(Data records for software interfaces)
=== Begin Enclosure ===

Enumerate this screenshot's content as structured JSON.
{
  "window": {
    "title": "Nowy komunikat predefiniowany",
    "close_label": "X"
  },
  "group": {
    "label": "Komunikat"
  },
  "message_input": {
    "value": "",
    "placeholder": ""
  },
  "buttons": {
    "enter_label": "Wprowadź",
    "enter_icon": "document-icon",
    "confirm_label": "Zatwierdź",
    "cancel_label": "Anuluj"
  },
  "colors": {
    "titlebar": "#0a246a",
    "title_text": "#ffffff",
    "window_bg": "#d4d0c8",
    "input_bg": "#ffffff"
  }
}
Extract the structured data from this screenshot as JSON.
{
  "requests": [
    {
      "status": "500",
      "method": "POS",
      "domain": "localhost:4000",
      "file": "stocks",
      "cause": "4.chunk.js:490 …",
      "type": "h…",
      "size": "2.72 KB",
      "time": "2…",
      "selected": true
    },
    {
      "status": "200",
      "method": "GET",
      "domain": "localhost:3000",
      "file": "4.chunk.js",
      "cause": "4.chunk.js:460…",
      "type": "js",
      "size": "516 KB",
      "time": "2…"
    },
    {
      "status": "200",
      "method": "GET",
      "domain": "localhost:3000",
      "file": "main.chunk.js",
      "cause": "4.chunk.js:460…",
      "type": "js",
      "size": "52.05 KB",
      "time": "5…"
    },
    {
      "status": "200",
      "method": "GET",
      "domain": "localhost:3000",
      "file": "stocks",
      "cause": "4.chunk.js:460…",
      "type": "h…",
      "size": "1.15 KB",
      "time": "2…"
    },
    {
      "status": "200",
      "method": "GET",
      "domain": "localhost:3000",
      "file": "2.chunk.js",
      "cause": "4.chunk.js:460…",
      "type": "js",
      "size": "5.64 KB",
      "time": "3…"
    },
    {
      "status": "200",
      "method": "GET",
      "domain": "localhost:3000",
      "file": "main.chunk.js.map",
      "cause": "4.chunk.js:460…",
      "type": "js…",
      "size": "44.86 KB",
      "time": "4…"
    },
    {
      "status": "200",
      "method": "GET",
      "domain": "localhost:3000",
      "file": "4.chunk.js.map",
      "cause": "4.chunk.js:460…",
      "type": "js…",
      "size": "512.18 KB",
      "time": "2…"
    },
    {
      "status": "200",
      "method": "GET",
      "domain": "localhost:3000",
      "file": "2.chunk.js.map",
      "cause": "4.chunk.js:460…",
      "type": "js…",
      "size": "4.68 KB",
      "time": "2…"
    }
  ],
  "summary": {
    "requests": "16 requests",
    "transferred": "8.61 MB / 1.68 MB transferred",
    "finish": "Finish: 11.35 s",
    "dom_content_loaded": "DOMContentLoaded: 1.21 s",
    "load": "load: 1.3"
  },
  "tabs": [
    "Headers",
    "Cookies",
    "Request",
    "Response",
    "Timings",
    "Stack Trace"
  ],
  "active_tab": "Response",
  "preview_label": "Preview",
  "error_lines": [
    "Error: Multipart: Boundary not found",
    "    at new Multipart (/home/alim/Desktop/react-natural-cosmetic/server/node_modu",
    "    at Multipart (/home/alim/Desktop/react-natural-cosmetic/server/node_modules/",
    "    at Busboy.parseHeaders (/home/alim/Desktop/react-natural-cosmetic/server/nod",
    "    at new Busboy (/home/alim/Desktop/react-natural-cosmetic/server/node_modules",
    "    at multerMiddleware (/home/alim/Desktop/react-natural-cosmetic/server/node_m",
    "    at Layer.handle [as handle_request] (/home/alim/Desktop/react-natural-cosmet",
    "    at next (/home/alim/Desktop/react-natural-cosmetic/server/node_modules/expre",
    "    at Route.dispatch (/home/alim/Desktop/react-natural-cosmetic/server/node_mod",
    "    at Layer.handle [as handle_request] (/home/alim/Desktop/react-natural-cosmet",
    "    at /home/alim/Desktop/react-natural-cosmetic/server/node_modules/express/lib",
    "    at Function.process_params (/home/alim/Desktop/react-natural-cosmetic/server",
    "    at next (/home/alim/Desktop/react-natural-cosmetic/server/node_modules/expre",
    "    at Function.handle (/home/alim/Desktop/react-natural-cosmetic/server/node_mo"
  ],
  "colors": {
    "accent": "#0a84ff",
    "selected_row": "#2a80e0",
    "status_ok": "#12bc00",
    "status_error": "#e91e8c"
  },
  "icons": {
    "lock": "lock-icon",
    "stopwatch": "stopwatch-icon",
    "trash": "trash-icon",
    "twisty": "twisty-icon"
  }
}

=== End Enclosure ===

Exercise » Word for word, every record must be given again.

Completed task »
Enumerate this screenshot's content as structured JSON.
{
  "window": {
    "title": "Nowy komunikat predefiniowany",
    "close_label": "X"
  },
  "group": {
    "label": "Komunikat"
  },
  "message_input": {
    "value": "",
    "placeholder": ""
  },
  "buttons": {
    "enter_label": "Wprowadź",
    "enter_icon": "document-icon",
    "confirm_label": "Zatwierdź",
    "cancel_label": "Anuluj"
  },
  "colors": {
    "titlebar": "#0a246a",
    "title_text": "#ffffff",
    "window_bg": "#d4d0c8",
    "input_bg": "#ffffff"
  }
}
Extract the structured data from this screenshot as JSON.
{
  "requests": [
    {
      "status": "500",
      "method": "POS",
      "domain": "localhost:4000",
      "file": "stocks",
      "cause": "4.chunk.js:490 …",
      "type": "h…",
      "size": "2.72 KB",
      "time": "2…",
      "selected": true
    },
    {
      "status": "200",
      "method": "GET",
      "domain": "localhost:3000",
      "file": "4.chunk.js",
      "cause": "4.chunk.js:460…",
      "type": "js",
      "size": "516 KB",
      "time": "2…"
    },
    {
      "status": "200",
      "method": "GET",
      "domain": "localhost:3000",
      "file": "main.chunk.js",
      "cause": "4.chunk.js:460…",
      "type": "js",
      "size": "52.05 KB",
      "time": "5…"
    },
    {
      "status": "200",
      "method": "GET",
      "domain": "localhost:3000",
      "file": "stocks",
      "cause": "4.chunk.js:460…",
      "type": "h…",
      "size": "1.15 KB",
      "time": "2…"
    },
    {
      "status": "200",
      "method": "GET",
      "domain": "localhost:3000",
      "file": "2.chunk.js",
      "cause": "4.chunk.js:460…",
      "type": "js",
      "size": "5.64 KB",
      "time": "3…"
    },
    {
      "status": "200",
      "method": "GET",
      "domain": "localhost:3000",
      "file": "main.chunk.js.map",
      "cause": "4.chunk.js:460…",
      "type": "js…",
      "size": "44.86 KB",
      "time": "4…"
    },
    {
      "status": "200",
      "method": "GET",
      "domain": "localhost:3000",
      "file": "4.chunk.js.map",
      "cause": "4.chunk.js:460…",
      "type": "js…",
      "size": "512.18 KB",
      "time": "2…"
    },
    {
      "status": "200",
      "method": "GET",
      "domain": "localhost:3000",
      "file": "2.chunk.js.map",
      "cause": "4.chunk.js:460…",
      "type": "js…",
      "size": "4.68 KB",
      "time": "2…"
    }
  ],
  "summary": {
    "requests": "16 requests",
    "transferred": "8.61 MB / 1.68 MB transferred",
    "finish": "Finish: 11.35 s",
    "dom_content_loaded": "DOMContentLoaded: 1.21 s",
    "load": "load: 1.3"
  },
  "tabs": [
    "Headers",
    "Cookies",
    "Request",
    "Response",
    "Timings",
    "Stack Trace"
  ],
  "active_tab": "Response",
  "preview_label": "Preview",
  "error_lines": [
    "Error: Multipart: Boundary not found",
    "    at new Multipart (/home/alim/Desktop/react-natural-cosmetic/server/node_modu",
    "    at Multipart (/home/alim/Desktop/react-natural-cosmetic/server/node_modules/",
    "    at Busboy.parseHeaders (/home/alim/Desktop/react-natural-cosmetic/server/nod",
    "    at new Busboy (/home/alim/Desktop/react-natural-cosmetic/server/node_modules",
    "    at multerMiddleware (/home/alim/Desktop/react-natural-cosmetic/server/node_m",
    "    at Layer.handle [as handle_request] (/home/alim/Desktop/react-natural-cosmet",
    "    at next (/home/alim/Desktop/react-natural-cosmetic/server/node_modules/expre",
    "    at Route.dispatch (/home/alim/Desktop/react-natural-cosmetic/server/node_mod",
    "    at Layer.handle [as handle_request] (/home/alim/Desktop/react-natural-cosmet",
    "    at /home/alim/Desktop/react-natural-cosmetic/server/node_modules/express/lib",
    "    at Function.process_params (/home/alim/Desktop/react-natural-cosmetic/server",
    "    at next (/home/alim/Desktop/react-natural-cosmetic/server/node_modules/expre",
    "    at Function.handle (/home/alim/Desktop/react-natural-cosmetic/server/node_mo"
  ],
  "colors": {
    "accent": "#0a84ff",
    "selected_row": "#2a80e0",
    "status_ok": "#12bc00",
    "status_error": "#e91e8c"
  },
  "icons": {
    "lock": "lock-icon",
    "stopwatch": "stopwatch-icon",
    "trash": "trash-icon",
    "twisty": "twisty-icon"
  }
}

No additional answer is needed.